**RECORDS SHOWN**.
▼
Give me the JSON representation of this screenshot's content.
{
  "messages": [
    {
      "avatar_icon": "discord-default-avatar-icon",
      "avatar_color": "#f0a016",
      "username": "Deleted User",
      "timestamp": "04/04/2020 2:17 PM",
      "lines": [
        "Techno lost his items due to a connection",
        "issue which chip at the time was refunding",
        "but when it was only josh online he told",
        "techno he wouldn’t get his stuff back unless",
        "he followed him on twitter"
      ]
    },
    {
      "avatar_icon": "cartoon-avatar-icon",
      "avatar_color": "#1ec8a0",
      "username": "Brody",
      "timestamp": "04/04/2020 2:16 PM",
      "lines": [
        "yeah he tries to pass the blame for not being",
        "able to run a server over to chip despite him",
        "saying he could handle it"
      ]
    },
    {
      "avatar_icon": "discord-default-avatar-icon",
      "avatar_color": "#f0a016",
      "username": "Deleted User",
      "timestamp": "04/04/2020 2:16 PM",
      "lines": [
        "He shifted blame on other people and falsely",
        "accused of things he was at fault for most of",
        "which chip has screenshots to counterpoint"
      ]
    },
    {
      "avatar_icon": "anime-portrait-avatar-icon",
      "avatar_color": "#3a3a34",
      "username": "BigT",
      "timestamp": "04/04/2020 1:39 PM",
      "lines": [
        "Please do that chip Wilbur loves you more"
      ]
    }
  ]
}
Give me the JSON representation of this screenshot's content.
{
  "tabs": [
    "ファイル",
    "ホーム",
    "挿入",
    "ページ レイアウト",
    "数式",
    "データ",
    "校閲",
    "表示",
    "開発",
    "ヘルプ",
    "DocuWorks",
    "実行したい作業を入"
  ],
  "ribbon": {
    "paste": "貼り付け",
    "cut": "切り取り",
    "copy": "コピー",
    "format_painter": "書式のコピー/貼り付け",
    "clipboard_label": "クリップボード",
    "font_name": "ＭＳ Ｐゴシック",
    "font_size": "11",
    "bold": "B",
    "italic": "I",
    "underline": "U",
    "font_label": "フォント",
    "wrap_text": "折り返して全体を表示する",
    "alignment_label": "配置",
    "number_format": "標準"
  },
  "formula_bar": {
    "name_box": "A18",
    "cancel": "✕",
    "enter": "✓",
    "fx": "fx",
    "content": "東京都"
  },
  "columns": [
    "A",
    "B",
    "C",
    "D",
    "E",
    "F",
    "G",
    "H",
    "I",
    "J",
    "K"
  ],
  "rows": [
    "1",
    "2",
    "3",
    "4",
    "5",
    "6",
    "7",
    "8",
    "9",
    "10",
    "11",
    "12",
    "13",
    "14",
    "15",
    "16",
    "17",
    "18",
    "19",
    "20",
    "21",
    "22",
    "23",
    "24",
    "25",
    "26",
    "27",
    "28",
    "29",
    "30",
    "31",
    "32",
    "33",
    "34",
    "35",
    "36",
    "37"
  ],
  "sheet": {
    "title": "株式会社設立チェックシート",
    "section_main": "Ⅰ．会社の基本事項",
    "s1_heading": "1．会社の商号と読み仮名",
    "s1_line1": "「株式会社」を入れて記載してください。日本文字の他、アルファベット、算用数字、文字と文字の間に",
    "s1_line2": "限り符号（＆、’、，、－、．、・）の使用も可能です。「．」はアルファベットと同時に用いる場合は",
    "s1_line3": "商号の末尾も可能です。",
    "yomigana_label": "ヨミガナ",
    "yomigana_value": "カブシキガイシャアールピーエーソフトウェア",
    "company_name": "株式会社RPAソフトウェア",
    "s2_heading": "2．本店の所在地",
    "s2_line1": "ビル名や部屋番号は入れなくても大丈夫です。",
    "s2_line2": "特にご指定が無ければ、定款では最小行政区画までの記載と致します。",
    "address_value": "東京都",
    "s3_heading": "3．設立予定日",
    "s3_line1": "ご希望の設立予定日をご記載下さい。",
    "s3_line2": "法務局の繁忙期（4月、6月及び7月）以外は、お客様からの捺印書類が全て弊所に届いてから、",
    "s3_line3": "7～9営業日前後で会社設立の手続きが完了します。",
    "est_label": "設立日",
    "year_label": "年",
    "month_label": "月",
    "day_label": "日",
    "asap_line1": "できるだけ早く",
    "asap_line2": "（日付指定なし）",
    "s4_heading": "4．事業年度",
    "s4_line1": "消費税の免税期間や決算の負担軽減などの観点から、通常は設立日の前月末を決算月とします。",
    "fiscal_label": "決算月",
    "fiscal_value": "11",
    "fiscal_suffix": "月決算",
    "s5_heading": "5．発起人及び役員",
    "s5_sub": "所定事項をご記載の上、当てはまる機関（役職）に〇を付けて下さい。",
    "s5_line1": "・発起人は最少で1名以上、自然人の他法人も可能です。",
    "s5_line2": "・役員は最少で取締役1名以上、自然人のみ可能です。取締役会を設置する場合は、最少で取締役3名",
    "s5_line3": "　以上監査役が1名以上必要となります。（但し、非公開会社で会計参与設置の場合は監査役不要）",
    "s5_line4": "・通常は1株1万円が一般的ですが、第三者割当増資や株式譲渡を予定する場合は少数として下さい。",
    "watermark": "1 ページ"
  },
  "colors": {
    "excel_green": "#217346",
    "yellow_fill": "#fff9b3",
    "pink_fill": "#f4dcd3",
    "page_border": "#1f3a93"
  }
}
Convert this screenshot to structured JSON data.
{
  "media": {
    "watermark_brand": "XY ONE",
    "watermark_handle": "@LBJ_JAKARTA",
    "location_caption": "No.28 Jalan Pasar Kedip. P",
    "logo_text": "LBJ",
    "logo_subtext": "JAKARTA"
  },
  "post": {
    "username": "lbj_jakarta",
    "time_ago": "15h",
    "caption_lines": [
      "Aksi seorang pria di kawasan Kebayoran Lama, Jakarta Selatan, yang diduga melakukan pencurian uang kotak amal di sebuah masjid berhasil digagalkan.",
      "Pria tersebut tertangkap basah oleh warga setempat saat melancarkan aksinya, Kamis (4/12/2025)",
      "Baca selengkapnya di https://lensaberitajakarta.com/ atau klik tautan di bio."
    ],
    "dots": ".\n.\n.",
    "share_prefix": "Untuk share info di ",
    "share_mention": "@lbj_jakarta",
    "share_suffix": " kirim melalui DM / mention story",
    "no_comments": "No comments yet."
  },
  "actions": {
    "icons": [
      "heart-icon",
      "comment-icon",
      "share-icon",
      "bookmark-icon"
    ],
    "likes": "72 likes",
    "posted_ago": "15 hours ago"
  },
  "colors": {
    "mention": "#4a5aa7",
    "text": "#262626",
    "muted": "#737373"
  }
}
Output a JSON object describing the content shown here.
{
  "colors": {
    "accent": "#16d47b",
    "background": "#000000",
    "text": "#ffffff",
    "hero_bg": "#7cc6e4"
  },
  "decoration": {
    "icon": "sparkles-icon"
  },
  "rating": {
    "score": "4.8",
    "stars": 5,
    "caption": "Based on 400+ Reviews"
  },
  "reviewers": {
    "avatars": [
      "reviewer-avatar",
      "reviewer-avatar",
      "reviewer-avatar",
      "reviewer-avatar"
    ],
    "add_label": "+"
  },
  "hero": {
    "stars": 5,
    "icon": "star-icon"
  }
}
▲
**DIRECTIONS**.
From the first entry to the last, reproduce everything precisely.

**SOLUTION TO THIS EXERCISE**.
Give me the JSON representation of this screenshot's content.
{
  "messages": [
    {
      "avatar_icon": "discord-default-avatar-icon",
      "avatar_color": "#f0a016",
      "username": "Deleted User",
      "timestamp": "04/04/2020 2:17 PM",
      "lines": [
        "Techno lost his items due to a connection",
        "issue which chip at the time was refunding",
        "but when it was only josh online he told",
        "techno he wouldn’t get his stuff back unless",
        "he followed him on twitter"
      ]
    },
    {
      "avatar_icon": "cartoon-avatar-icon",
      "avatar_color": "#1ec8a0",
      "username": "Brody",
      "timestamp": "04/04/2020 2:16 PM",
      "lines": [
        "yeah he tries to pass the blame for not being",
        "able to run a server over to chip despite him",
        "saying he could handle it"
      ]
    },
    {
      "avatar_icon": "discord-default-avatar-icon",
      "avatar_color": "#f0a016",
      "username": "Deleted User",
      "timestamp": "04/04/2020 2:16 PM",
      "lines": [
        "He shifted blame on other people and falsely",
        "accused of things he was at fault for most of",
        "which chip has screenshots to counterpoint"
      ]
    },
    {
      "avatar_icon": "anime-portrait-avatar-icon",
      "avatar_color": "#3a3a34",
      "username": "BigT",
      "timestamp": "04/04/2020 1:39 PM",
      "lines": [
        "Please do that chip Wilbur loves you more"
      ]
    }
  ]
}
Give me the JSON representation of this screenshot's content.
{
  "tabs": [
    "ファイル",
    "ホーム",
    "挿入",
    "ページ レイアウト",
    "数式",
    "データ",
    "校閲",
    "表示",
    "開発",
    "ヘルプ",
    "DocuWorks",
    "実行したい作業を入"
  ],
  "ribbon": {
    "paste": "貼り付け",
    "cut": "切り取り",
    "copy": "コピー",
    "format_painter": "書式のコピー/貼り付け",
    "clipboard_label": "クリップボード",
    "font_name": "ＭＳ Ｐゴシック",
    "font_size": "11",
    "bold": "B",
    "italic": "I",
    "underline": "U",
    "font_label": "フォント",
    "wrap_text": "折り返して全体を表示する",
    "alignment_label": "配置",
    "number_format": "標準"
  },
  "formula_bar": {
    "name_box": "A18",
    "cancel": "✕",
    "enter": "✓",
    "fx": "fx",
    "content": "東京都"
  },
  "columns": [
    "A",
    "B",
    "C",
    "D",
    "E",
    "F",
    "G",
    "H",
    "I",
    "J",
    "K"
  ],
  "rows": [
    "1",
    "2",
    "3",
    "4",
    "5",
    "6",
    "7",
    "8",
    "9",
    "10",
    "11",
    "12",
    "13",
    "14",
    "15",
    "16",
    "17",
    "18",
    "19",
    "20",
    "21",
    "22",
    "23",
    "24",
    "25",
    "26",
    "27",
    "28",
    "29",
    "30",
    "31",
    "32",
    "33",
    "34",
    "35",
    "36",
    "37"
  ],
  "sheet": {
    "title": "株式会社設立チェックシート",
    "section_main": "Ⅰ．会社の基本事項",
    "s1_heading": "1．会社の商号と読み仮名",
    "s1_line1": "「株式会社」を入れて記載してください。日本文字の他、アルファベット、算用数字、文字と文字の間に",
    "s1_line2": "限り符号（＆、’、，、－、．、・）の使用も可能です。「．」はアルファベットと同時に用いる場合は",
    "s1_line3": "商号の末尾も可能です。",
    "yomigana_label": "ヨミガナ",
    "yomigana_value": "カブシキガイシャアールピーエーソフトウェア",
    "company_name": "株式会社RPAソフトウェア",
    "s2_heading": "2．本店の所在地",
    "s2_line1": "ビル名や部屋番号は入れなくても大丈夫です。",
    "s2_line2": "特にご指定が無ければ、定款では最小行政区画までの記載と致します。",
    "address_value": "東京都",
    "s3_heading": "3．設立予定日",
    "s3_line1": "ご希望の設立予定日をご記載下さい。",
    "s3_line2": "法務局の繁忙期（4月、6月及び7月）以外は、お客様からの捺印書類が全て弊所に届いてから、",
    "s3_line3": "7～9営業日前後で会社設立の手続きが完了します。",
    "est_label": "設立日",
    "year_label": "年",
    "month_label": "月",
    "day_label": "日",
    "asap_line1": "できるだけ早く",
    "asap_line2": "（日付指定なし）",
    "s4_heading": "4．事業年度",
    "s4_line1": "消費税の免税期間や決算の負担軽減などの観点から、通常は設立日の前月末を決算月とします。",
    "fiscal_label": "決算月",
    "fiscal_value": "11",
    "fiscal_suffix": "月決算",
    "s5_heading": "5．発起人及び役員",
    "s5_sub": "所定事項をご記載の上、当てはまる機関（役職）に〇を付けて下さい。",
    "s5_line1": "・発起人は最少で1名以上、自然人の他法人も可能です。",
    "s5_line2": "・役員は最少で取締役1名以上、自然人のみ可能です。取締役会を設置する場合は、最少で取締役3名",
    "s5_line3": "　以上監査役が1名以上必要となります。（但し、非公開会社で会計参与設置の場合は監査役不要）",
    "s5_line4": "・通常は1株1万円が一般的ですが、第三者割当増資や株式譲渡を予定する場合は少数として下さい。",
    "watermark": "1 ページ"
  },
  "colors": {
    "excel_green": "#217346",
    "yellow_fill": "#fff9b3",
    "pink_fill": "#f4dcd3",
    "page_border": "#1f3a93"
  }
}
Convert this screenshot to structured JSON data.
{
  "media": {
    "watermark_brand": "XY ONE",
    "watermark_handle": "@LBJ_JAKARTA",
    "location_caption": "No.28 Jalan Pasar Kedip. P",
    "logo_text": "LBJ",
    "logo_subtext": "JAKARTA"
  },
  "post": {
    "username": "lbj_jakarta",
    "time_ago": "15h",
    "caption_lines": [
      "Aksi seorang pria di kawasan Kebayoran Lama, Jakarta Selatan, yang diduga melakukan pencurian uang kotak amal di sebuah masjid berhasil digagalkan.",
      "Pria tersebut tertangkap basah oleh warga setempat saat melancarkan aksinya, Kamis (4/12/2025)",
      "Baca selengkapnya di https://lensaberitajakarta.com/ atau klik tautan di bio."
    ],
    "dots": ".\n.\n.",
    "share_prefix": "Untuk share info di ",
    "share_mention": "@lbj_jakarta",
    "share_suffix": " kirim melalui DM / mention story",
    "no_comments": "No comments yet."
  },
  "actions": {
    "icons": [
      "heart-icon",
      "comment-icon",
      "share-icon",
      "bookmark-icon"
    ],
    "likes": "72 likes",
    "posted_ago": "15 hours ago"
  },
  "colors": {
    "mention": "#4a5aa7",
    "text": "#262626",
    "muted": "#737373"
  }
}
Output a JSON object describing the content shown here.
{
  "colors": {
    "accent": "#16d47b",
    "background": "#000000",
    "text": "#ffffff",
    "hero_bg": "#7cc6e4"
  },
  "decoration": {
    "icon": "sparkles-icon"
  },
  "rating": {
    "score": "4.8",
    "stars": 5,
    "caption": "Based on 400+ Reviews"
  },
  "reviewers": {
    "avatars": [
      "reviewer-avatar",
      "reviewer-avatar",
      "reviewer-avatar",
      "reviewer-avatar"
    ],
    "add_label": "+"
  },
  "hero": {
    "stars": 5,
    "icon": "star-icon"
  }
}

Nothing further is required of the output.